Hearing International

Jun. 08, 2011

The French Connection – The Exciting Conclusion!

Robert Traynor
Centre for Deaf Studies (1997) suggests that early efforts to bring education of the hearing impaired to the United States involved Francis Green, an American from Boston whose son had been educated at the secretive Braidwood School in Edinburgh and later London.  The success of his son with Braidwood Method spurred Green to became an activist, urging the beginning of
Jun. 01, 2011

The French Connection, Part II

Robert Traynor
Now we come to the famous car chase of the French Connection, probably one of the most memorable movie chases ever. The chase involves Popeye Doyle driving a 1971 Pontiac following his suspect under the tracks of an elevated train in New York City. While Popeye ultimately gets his man, there are lots of problems along the way.

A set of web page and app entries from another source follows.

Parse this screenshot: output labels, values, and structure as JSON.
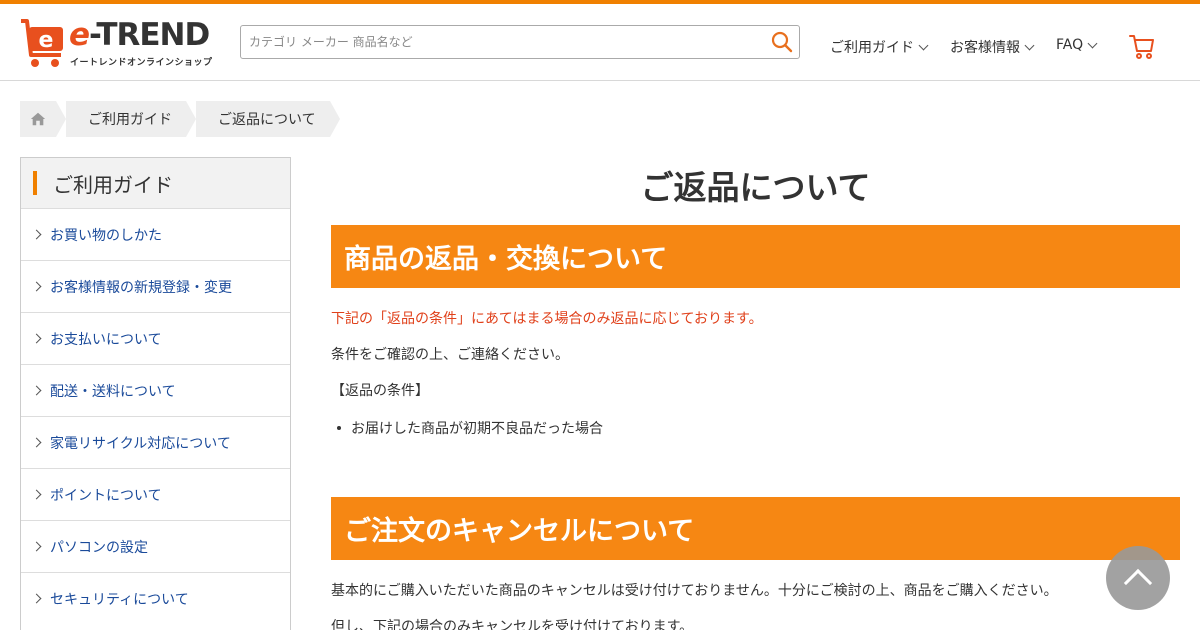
{
  "header": {
    "logo_main": "-TREND",
    "logo_e": "e",
    "logo_sub": "イートレンドオンラインショップ",
    "search_placeholder": "カテゴリ メーカー 商品名など",
    "nav": [
      {
        "label": "ご利用ガイド"
      },
      {
        "label": "お客様情報"
      },
      {
        "label": "FAQ"
      }
    ]
  },
  "breadcrumb": [
    "ご利用ガイド",
    "ご返品について"
  ],
  "sidebar": {
    "title": "ご利用ガイド",
    "items": [
      {
        "label": "お買い物のしかた"
      },
      {
        "label": "お客様情報の新規登録・変更"
      },
      {
        "label": "お支払いについて"
      },
      {
        "label": "配送・送料について"
      },
      {
        "label": "家電リサイクル対応について"
      },
      {
        "label": "ポイントについて"
      },
      {
        "label": "パソコンの設定"
      },
      {
        "label": "セキュリティについて"
      }
    ]
  },
  "main": {
    "title": "ご返品について",
    "section1": {
      "heading": "商品の返品・交換について",
      "notice": "下記の「返品の条件」にあてはまる場合のみ返品に応じております。",
      "text": "条件をご確認の上、ご連絡ください。",
      "cond_label": "【返品の条件】",
      "bullets": [
        "お届けした商品が初期不良品だった場合"
      ]
    },
    "section2": {
      "heading": "ご注文のキャンセルについて",
      "text1": "基本的にご購入いただいた商品のキャンセルは受け付けておりません。十分にご検討の上、商品をご購入ください。",
      "text2": "但し、下記の場合のみキャンセルを受け付けております。"
    }
  },
  "colors": {
    "accent": "#f68713",
    "brand_red": "#e8501e",
    "link": "#1a4a9a",
    "notice": "#e0401a"
  },
  "icons": {
    "search": "search-icon",
    "cart": "cart-icon",
    "home": "home-icon",
    "to_top": "chevron-up-icon"
  }
}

The usual near misses
May. 25, 2011

The French Connection – Part I

Robert Traynor
The French Connection was a popular police 1970s movie about a dapper businessman from Marseilles, France looking to sell 32 million in heroin in New York City. But his potential buyer – small-time hood Salvatore Boca – is being tailed by two undercover NYC cops, James “Popeye” Doyle and Buddy “Cloudy” Russo.  This whole movie has nothing to do with audiology except for the title and
May. 18, 2011

Lessons Learned from UNHS/EDHI Across The Globe

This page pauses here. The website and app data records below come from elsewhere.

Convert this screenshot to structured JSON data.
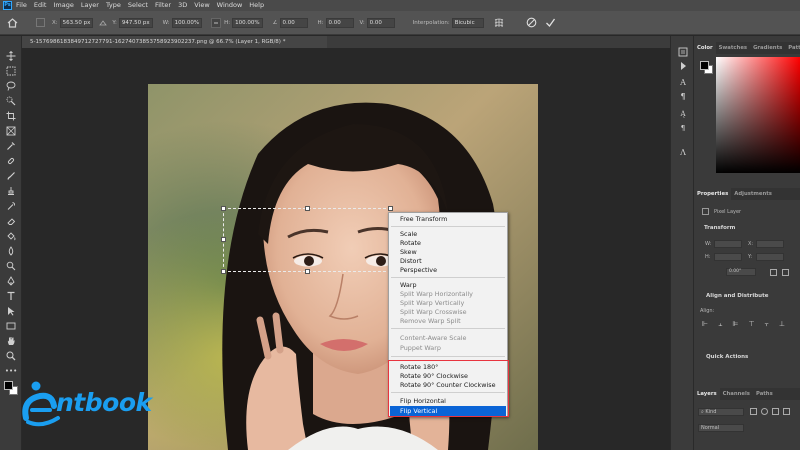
{
  "app": {
    "logo_text": "Ps"
  },
  "menu": [
    "File",
    "Edit",
    "Image",
    "Layer",
    "Type",
    "Select",
    "Filter",
    "3D",
    "View",
    "Window",
    "Help"
  ],
  "options": {
    "x_label": "X:",
    "x_value": "563.50 px",
    "y_label": "Y:",
    "y_value": "947.50 px",
    "w_label": "W:",
    "w_value": "100.00%",
    "h_label": "H:",
    "h_value": "100.00%",
    "angle_value": "0.00",
    "hskew_label": "H:",
    "hskew_value": "0.00",
    "vskew_label": "V:",
    "vskew_value": "0.00",
    "interp_label": "Interpolation:",
    "interp_value": "Bicubic"
  },
  "document": {
    "tab_title": "5-1576986183849712727791-16274073853758923902237.png @ 66.7% (Layer 1, RGB/8) *"
  },
  "context_menu": {
    "header": "Free Transform",
    "group_basic": [
      "Scale",
      "Rotate",
      "Skew",
      "Distort",
      "Perspective"
    ],
    "warp": "Warp",
    "warp_disabled": [
      "Split Warp Horizontally",
      "Split Warp Vertically",
      "Split Warp Crosswise",
      "Remove Warp Split"
    ],
    "content_disabled": [
      "Content-Aware Scale",
      "Puppet Warp"
    ],
    "rotate": [
      "Rotate 180°",
      "Rotate 90° Clockwise",
      "Rotate 90° Counter Clockwise"
    ],
    "flip_horizontal": "Flip Horizontal",
    "flip_vertical": "Flip Vertical"
  },
  "panels": {
    "color_tabs": [
      "Color",
      "Swatches",
      "Gradients",
      "Patterns"
    ],
    "props_tabs": [
      "Properties",
      "Adjustments"
    ],
    "pixel_layer": "Pixel Layer",
    "transform": "Transform",
    "w_label": "W:",
    "h_label": "H:",
    "x_label": "X:",
    "y_label": "Y:",
    "angle_value": "0.00°",
    "align_distribute": "Align and Distribute",
    "align_label": "Align:",
    "quick_actions": "Quick Actions",
    "layers_tabs": [
      "Layers",
      "Channels",
      "Paths"
    ],
    "kind_label": "Kind",
    "blend_mode": "Normal"
  },
  "watermark": {
    "text": "ntbook"
  },
  "colors": {
    "menubar": "#4a4a4a",
    "optbar": "#535353",
    "panel": "#3a3a3a",
    "highlight": "#0a64d6",
    "red_outline": "#e8343f",
    "logo": "#1a9ef0"
  }
}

Robert Traynor
A couple of weeks ago at Hearing International we had a Mother’s Day article honoring Dr. Marion Downs and her work in the development of newborn hearing screening procedures. Part of that discussion suggested that these programs were being initiated in other countries. At that time, I asked Dr. Christie Yoshinaga-Itano from the University of Colorado-Boulder if she could be
Apr. 30, 2011

The International Audiology Connection to Mother’s Day

Robert Traynor
It’s just about Mother’s Day 2011 on May 8th, but how are Mother’s Day and Audiology related? Although it is easy to assume that Mother’s Day was conceived in a boardroom for some card or flower company, a  historical review indicates that the earliest tributes to mothers date back to the annual spring festival the Greeks dedicated to Rhea, the
Apr. 21, 2011

Audiology in Iran

Robert Traynor
Introduction Many American audiologists have not had much experience interacting with audiologists in other countries. Our own system for the training of audiologists has changed drastically in the past 10 years or so moving from graduate degrees (BA/BS, MA/MS, Ph.D/Ed.D/Sc.D, etc) to Professional degrees (Au.D).  so that most young audiologists in the United States now posses as Doctor of Audiology
Apr. 14, 2011

Racial Differences in Cerumen Type and Consistency

Robert Traynor
How many of your patients ask, “Why do I get so much earwax?  How come it’s always wet or dry, or rice like? Is there really a racial implication to cerumen and, if so, then wax types and consistency could be different in various parts of the world. As audiologists we all know that cerumen is secreted by the ceruminous
Apr. 06, 2011

The Incidence of Hearing Loss Around the World

Robert Traynor
Since this is the first post at Hearing International, a brand new blog at a brand new address – HearingHealthMatters.org, it is fitting that we start at the beginning by discussing the incidence of hearing loss around the world. Hearing impairment is considered the most prevalent impairment worldwide.  Almost 600 million, an estimated 10% of people worldwide, have mild or
Apr. 06, 2011

Global Perspectives @ Hearing International

Robert Traynor
Bob Traynor, Editor Welcome to the international section of the Hearing Health and Technology Matters Blog.  For over 17 years I traveled the world as an audiologist conducting presentations on Audiology and Hearing instruments for a major manufacturer, visiting virtually every continent and over 40 countries.  The work involved training distributors of hearing products and their staff in audiology and